### MATERIAL PROVIDED
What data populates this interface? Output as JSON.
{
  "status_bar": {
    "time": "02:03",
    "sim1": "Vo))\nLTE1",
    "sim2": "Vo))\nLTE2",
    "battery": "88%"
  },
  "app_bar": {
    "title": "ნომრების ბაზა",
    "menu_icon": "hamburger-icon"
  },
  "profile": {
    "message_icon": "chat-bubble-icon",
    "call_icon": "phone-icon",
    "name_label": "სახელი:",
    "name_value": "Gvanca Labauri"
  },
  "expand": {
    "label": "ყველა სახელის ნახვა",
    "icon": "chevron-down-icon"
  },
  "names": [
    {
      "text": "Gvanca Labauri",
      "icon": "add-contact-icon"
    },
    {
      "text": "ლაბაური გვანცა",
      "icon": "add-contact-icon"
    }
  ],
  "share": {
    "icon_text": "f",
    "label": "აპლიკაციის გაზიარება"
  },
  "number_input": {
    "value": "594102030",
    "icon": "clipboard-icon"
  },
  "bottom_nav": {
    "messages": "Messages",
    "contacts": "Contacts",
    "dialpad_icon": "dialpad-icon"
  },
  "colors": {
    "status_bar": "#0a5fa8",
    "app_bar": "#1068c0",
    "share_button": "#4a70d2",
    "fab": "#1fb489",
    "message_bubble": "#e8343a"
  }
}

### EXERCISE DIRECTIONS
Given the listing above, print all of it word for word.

### ANSWER SECTION
What data populates this interface? Output as JSON.
{
  "status_bar": {
    "time": "02:03",
    "sim1": "Vo))\nLTE1",
    "sim2": "Vo))\nLTE2",
    "battery": "88%"
  },
  "app_bar": {
    "title": "ნომრების ბაზა",
    "menu_icon": "hamburger-icon"
  },
  "profile": {
    "message_icon": "chat-bubble-icon",
    "call_icon": "phone-icon",
    "name_label": "სახელი:",
    "name_value": "Gvanca Labauri"
  },
  "expand": {
    "label": "ყველა სახელის ნახვა",
    "icon": "chevron-down-icon"
  },
  "names": [
    {
      "text": "Gvanca Labauri",
      "icon": "add-contact-icon"
    },
    {
      "text": "ლაბაური გვანცა",
      "icon": "add-contact-icon"
    }
  ],
  "share": {
    "icon_text": "f",
    "label": "აპლიკაციის გაზიარება"
  },
  "number_input": {
    "value": "594102030",
    "icon": "clipboard-icon"
  },
  "bottom_nav": {
    "messages": "Messages",
    "contacts": "Contacts",
    "dialpad_icon": "dialpad-icon"
  },
  "colors": {
    "status_bar": "#0a5fa8",
    "app_bar": "#1068c0",
    "share_button": "#4a70d2",
    "fab": "#1fb489",
    "message_bubble": "#e8343a"
  }
}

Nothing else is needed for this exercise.